CBO Report as S.744 Rorschach Test

By Jerry Kammer, June 20, 2013

The Congressional Budget Office's report on the Senate immigration reform bill quickly served as a Rorschach test for the opposing sides in the Senate debate. Here are excerpts from two very different reactions to the report Wednesday on the Senate floor. The first is from Robert Menendez (D-N.J.) and the second from Jeff Session (R-Ala.).

Menendez

That Big Raid on the 7-Eleven Stores – Some Comments

By David North, June 20, 2013

ICE and other law enforcement organizations mounted a big, two-state raid earlier this week on a collection of 7-Eleven stores that had been employing – and cheating – dozens of illegal aliens; there was extensive reporting by the New York Times and the Associated Press.

This was a bonanza, financially, for the employers. The various 7-Eleven interests had made $182 million in profits from these stores, according to the AP.

Was it a whopping success for the good guys? Were the raids staged to support the administration's immigration policies? Did it reveal a long series of corporate, governmental, and community failings? Read more...

CBO: Schumer-Rubio Bill Will Be a Failure

By Mark Krikorian, June 19, 2013

Heritage, CIS, and others will be examining the assumptions behind the Congressional Budget Office projections of the Schumer-Rubio immigration bill's budget impact, but why not start by just assuming, for the sake of argument, that all the CBO assumptions are plausible and their calculations correct? If so, the bill will fail on its own terms. Read more...

Sanders: S.744 Tramples Young Americans in Rush to Bring in Foreign Workers

By Jerry Kammer, June 19, 2013

One of the most interesting elements of the Senate's immigration reform debate is the contrast between the many who tell family stories as they urge passage of the legislation and the few who warn that the bill could have devastating consequences for young Americans. Vermont independent Bernie Sanders took to the floor again Tuesday. He defended the interests of young job-seeking Americans, saying they are being trampled in the rush to satiate employers' appetite for foreign workers.

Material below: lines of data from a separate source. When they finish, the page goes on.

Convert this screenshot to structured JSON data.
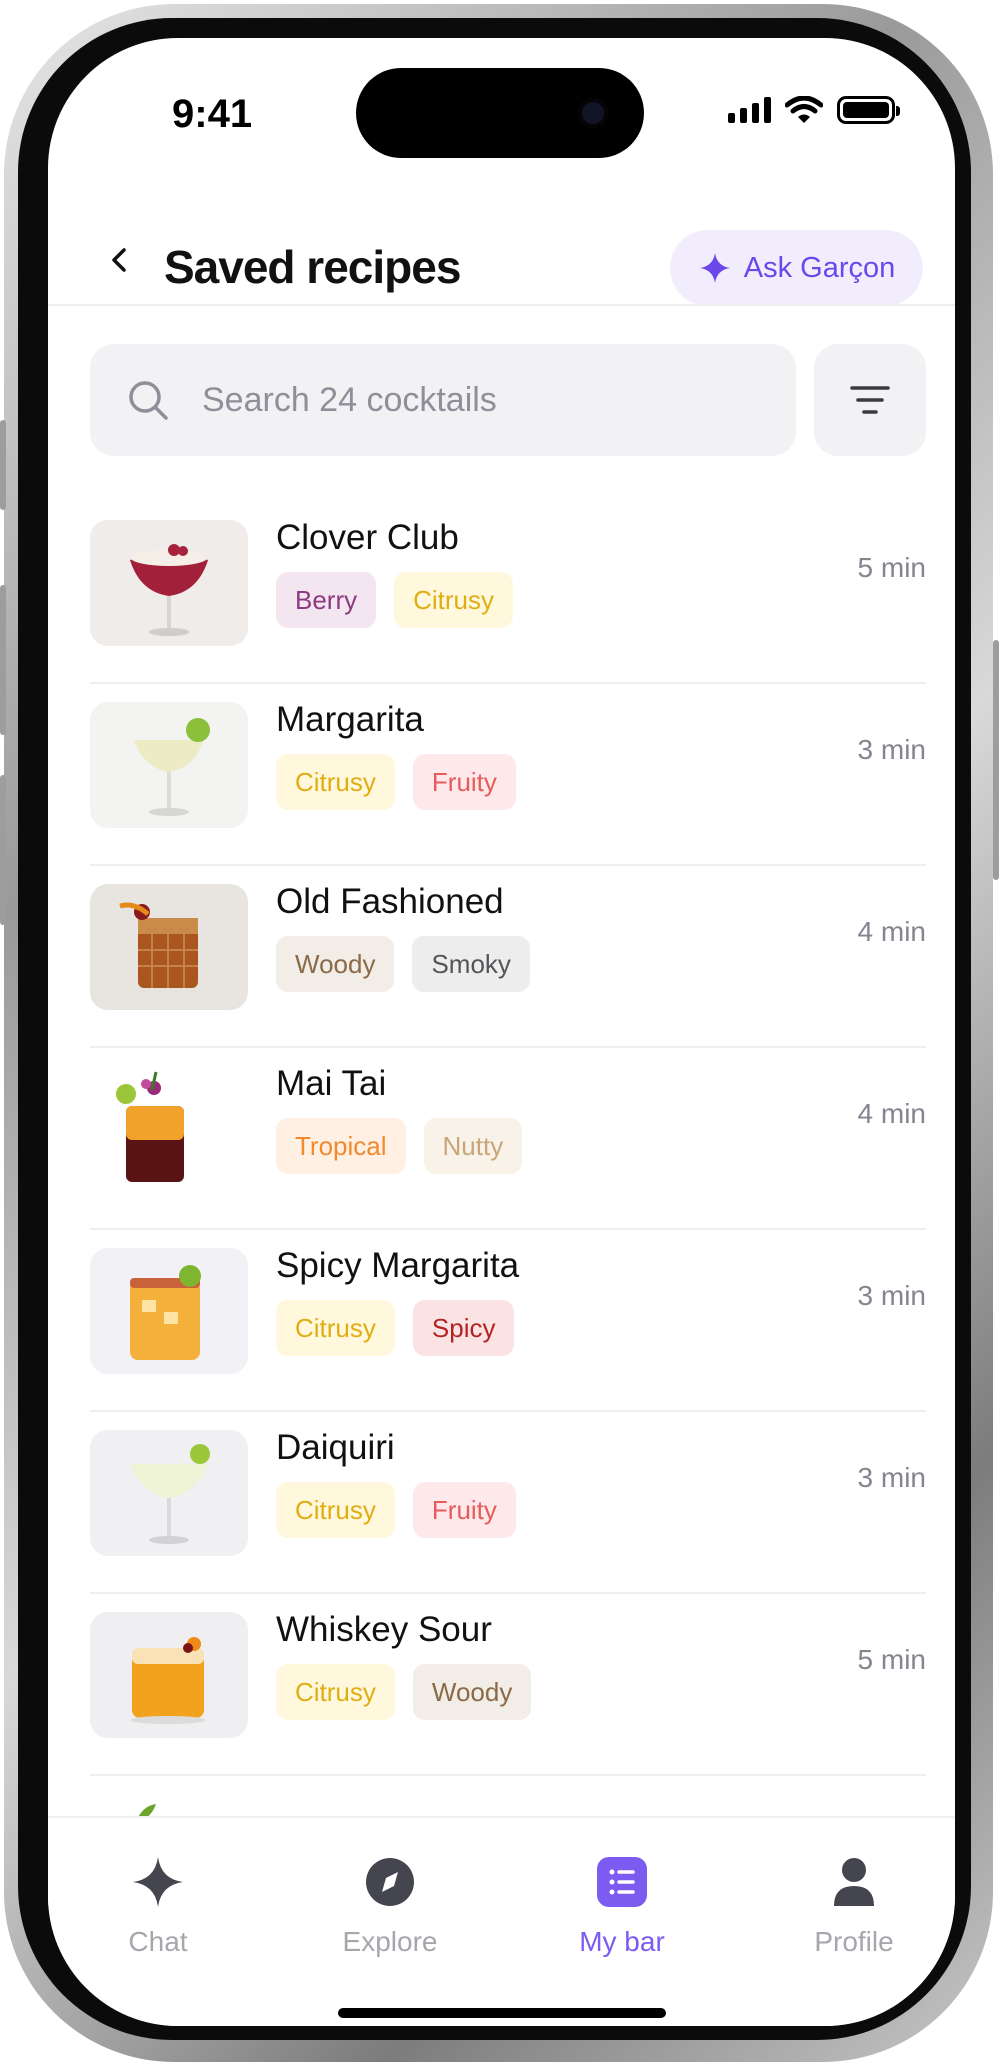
{
  "status_bar": {
    "time": "9:41"
  },
  "header": {
    "title": "Saved recipes",
    "ask_button_label": "Ask Garçon"
  },
  "search": {
    "placeholder": "Search 24 cocktails",
    "value": ""
  },
  "recipes": [
    {
      "name": "Clover Club",
      "time": "5 min",
      "tags": [
        "Berry",
        "Citrusy"
      ],
      "image": "clover-club-image"
    },
    {
      "name": "Margarita",
      "time": "3 min",
      "tags": [
        "Citrusy",
        "Fruity"
      ],
      "image": "margarita-image"
    },
    {
      "name": "Old Fashioned",
      "time": "4 min",
      "tags": [
        "Woody",
        "Smoky"
      ],
      "image": "old-fashioned-image"
    },
    {
      "name": "Mai Tai",
      "time": "4 min",
      "tags": [
        "Tropical",
        "Nutty"
      ],
      "image": "mai-tai-image"
    },
    {
      "name": "Spicy Margarita",
      "time": "3 min",
      "tags": [
        "Citrusy",
        "Spicy"
      ],
      "image": "spicy-margarita-image"
    },
    {
      "name": "Daiquiri",
      "time": "3 min",
      "tags": [
        "Citrusy",
        "Fruity"
      ],
      "image": "daiquiri-image"
    },
    {
      "name": "Whiskey Sour",
      "time": "5 min",
      "tags": [
        "Citrusy",
        "Woody"
      ],
      "image": "whiskey-sour-image"
    }
  ],
  "tag_colors": {
    "Berry": {
      "bg": "#f3e6f1",
      "fg": "#8d3a7e"
    },
    "Citrusy": {
      "bg": "#fff8dc",
      "fg": "#e0ae12"
    },
    "Fruity": {
      "bg": "#fde9e9",
      "fg": "#ea5a5a"
    },
    "Woody": {
      "bg": "#f2ede7",
      "fg": "#8a6a48"
    },
    "Smoky": {
      "bg": "#ededee",
      "fg": "#555559"
    },
    "Tropical": {
      "bg": "#fff0e3",
      "fg": "#f08a2c"
    },
    "Nutty": {
      "bg": "#f8f2e8",
      "fg": "#c9a677"
    },
    "Spicy": {
      "bg": "#fbe3e3",
      "fg": "#b42323"
    }
  },
  "tabs": [
    {
      "label": "Chat",
      "icon": "sparkle-icon",
      "active": false
    },
    {
      "label": "Explore",
      "icon": "compass-icon",
      "active": false
    },
    {
      "label": "My bar",
      "icon": "list-icon",
      "active": true
    },
    {
      "label": "Profile",
      "icon": "user-icon",
      "active": false
    }
  ],
  "colors": {
    "accent": "#7c5bf0",
    "ask_bg": "#f1edfd",
    "ask_fg": "#6c47ea"
  }
}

Said Sanders:

The Beauty and Danger of Sen. Klobuchar's Speech

By Jerry Kammer, June 19, 2013

Yesterday on the Senate floor, Amy Klobuchar (D-Minn.) gave a speech that was a fine illustration of how the emotion of immigration complicates the job of policy-making. The emotion was especially poignant in the last 400 words of her 2,300-word speech, in which she told her family's own story and projected it onto the current policy debate. I reproduce her comments here as she actually delivered them, not as they appear in the Congressional Record, which apparently relied on a written text. Then I offer a brief comment. Read more...

NYT Highlights Border Insecurity in Texas

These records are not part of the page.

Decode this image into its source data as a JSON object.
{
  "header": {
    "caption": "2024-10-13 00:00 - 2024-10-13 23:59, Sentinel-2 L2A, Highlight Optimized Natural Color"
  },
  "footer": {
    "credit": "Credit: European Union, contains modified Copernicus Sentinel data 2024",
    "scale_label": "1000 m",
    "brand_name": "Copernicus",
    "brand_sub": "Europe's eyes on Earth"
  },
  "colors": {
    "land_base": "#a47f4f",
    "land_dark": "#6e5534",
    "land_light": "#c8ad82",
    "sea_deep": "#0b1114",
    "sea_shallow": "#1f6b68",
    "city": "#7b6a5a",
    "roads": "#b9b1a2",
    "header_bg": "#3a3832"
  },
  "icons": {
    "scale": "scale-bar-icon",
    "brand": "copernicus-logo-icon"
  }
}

By Jerry Kammer, June 18, 2013

Reporters Eric Lipton and Julia Preston of the New York Times produced a fine story from South Texas for the Sunday paper, putting the surge in illegal immigration in the context of the immigration reform debate in the Senate.

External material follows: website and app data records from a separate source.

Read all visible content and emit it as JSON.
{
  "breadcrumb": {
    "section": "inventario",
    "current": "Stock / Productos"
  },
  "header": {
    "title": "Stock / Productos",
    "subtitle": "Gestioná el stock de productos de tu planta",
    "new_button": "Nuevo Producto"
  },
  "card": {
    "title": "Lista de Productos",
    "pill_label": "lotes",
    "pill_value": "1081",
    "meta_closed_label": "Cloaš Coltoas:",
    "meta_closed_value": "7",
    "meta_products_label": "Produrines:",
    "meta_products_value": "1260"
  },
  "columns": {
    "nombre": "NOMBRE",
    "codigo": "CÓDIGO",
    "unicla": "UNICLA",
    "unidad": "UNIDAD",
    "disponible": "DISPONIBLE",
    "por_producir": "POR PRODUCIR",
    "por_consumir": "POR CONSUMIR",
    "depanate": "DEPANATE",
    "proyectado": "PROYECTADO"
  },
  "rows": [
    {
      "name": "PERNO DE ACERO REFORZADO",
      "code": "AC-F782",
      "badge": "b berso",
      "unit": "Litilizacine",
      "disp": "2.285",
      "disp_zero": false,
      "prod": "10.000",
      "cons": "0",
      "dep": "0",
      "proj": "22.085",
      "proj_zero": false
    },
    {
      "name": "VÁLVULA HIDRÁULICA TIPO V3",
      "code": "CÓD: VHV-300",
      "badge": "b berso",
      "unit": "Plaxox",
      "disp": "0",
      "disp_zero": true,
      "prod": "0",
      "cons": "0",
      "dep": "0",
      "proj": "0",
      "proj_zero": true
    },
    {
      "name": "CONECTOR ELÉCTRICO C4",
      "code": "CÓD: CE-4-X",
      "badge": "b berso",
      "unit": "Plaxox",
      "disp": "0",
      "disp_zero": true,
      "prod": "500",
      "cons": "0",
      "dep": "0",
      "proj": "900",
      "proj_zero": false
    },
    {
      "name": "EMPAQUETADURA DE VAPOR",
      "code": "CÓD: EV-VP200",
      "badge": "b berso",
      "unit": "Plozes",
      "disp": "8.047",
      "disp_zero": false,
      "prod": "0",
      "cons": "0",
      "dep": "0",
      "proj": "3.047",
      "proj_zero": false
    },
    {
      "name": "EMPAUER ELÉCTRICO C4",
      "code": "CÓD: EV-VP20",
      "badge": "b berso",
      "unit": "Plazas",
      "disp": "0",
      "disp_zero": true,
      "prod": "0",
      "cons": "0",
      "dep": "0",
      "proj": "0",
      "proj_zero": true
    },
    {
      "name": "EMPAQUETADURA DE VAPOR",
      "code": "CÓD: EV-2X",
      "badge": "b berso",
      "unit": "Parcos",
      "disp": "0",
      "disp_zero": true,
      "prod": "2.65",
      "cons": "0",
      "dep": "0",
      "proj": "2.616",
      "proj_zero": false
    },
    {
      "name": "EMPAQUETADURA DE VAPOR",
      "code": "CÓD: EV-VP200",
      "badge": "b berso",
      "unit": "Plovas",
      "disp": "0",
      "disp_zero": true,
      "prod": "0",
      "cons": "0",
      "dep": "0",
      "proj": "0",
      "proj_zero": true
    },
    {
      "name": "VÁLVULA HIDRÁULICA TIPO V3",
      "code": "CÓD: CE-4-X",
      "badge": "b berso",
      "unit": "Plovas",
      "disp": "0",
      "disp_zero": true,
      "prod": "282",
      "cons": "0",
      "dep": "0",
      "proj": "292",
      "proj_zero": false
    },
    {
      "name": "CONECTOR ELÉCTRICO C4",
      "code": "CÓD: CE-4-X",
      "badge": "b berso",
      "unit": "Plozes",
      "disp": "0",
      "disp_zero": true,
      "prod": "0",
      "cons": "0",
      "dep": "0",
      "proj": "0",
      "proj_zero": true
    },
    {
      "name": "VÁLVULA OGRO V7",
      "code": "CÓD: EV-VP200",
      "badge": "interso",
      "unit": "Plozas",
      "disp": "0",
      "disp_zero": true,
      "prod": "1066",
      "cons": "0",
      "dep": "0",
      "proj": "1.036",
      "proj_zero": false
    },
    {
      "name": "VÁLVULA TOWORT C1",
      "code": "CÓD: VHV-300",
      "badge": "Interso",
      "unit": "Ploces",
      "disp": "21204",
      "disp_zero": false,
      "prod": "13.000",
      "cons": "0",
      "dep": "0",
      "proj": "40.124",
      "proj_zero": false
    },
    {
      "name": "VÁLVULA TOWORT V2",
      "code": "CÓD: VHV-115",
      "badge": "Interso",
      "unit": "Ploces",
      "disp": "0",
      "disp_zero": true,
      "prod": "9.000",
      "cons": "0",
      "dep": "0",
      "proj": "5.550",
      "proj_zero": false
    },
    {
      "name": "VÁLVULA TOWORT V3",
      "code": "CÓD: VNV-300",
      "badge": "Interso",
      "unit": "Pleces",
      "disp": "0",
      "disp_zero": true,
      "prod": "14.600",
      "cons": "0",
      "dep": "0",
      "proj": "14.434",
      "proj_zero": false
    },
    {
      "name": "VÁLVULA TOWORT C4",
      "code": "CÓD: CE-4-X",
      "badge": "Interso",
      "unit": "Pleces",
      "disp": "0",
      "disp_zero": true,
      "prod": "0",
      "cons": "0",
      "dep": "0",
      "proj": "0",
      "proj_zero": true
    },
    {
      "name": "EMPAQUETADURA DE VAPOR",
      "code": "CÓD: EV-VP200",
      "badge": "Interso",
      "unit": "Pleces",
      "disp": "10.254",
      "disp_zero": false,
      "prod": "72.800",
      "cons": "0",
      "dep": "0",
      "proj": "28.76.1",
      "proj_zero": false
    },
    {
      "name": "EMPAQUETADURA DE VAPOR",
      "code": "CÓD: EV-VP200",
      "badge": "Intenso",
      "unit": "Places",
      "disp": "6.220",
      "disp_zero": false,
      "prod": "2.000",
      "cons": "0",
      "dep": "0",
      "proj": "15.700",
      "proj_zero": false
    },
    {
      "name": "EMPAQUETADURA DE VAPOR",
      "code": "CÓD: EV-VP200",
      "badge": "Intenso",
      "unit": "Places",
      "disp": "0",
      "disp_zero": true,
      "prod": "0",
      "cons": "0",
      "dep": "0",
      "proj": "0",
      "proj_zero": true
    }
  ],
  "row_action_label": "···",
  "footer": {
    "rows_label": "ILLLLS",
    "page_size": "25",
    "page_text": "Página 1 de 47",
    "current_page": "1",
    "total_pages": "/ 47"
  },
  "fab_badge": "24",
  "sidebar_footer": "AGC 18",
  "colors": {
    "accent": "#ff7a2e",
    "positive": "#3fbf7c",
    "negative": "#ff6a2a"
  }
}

But it seems to me they buried the lede, placing it at the mid-point of the story with this remarkable revelation about the state of border security in the Rio Grande Valley. Lipton and Preston reported: Read more...

Pro-Amnesty Stance Not Enough to Earn Latino Support

By Jessica Vaughan, June 18, 2013

Sen. Lindsay Graham's (R-S.C.) absurd notion that Latino voters will flock to Republican candidates if they embrace amnesty and "comprehensive immigration reform" has been once more refuted, this time a Massachusetts special election to fill John Kerry’s U.S. Senate seat. On Friday, El Planeta, the state's largest Spanish-language newspaper, endorsed Democrat Ed Markey, a long-serving member of the House who only occasionally actually sets foot in his district, over Republican newcomer and fellow Latino Gabriel Gomez, son of Colombian immigrants, who often gives his campaign speeches in Spanish followed by an English translation and who is an enthusiastic supporter of the Schumer-Rubio amnesty bill.

From Friday's Boston Globe: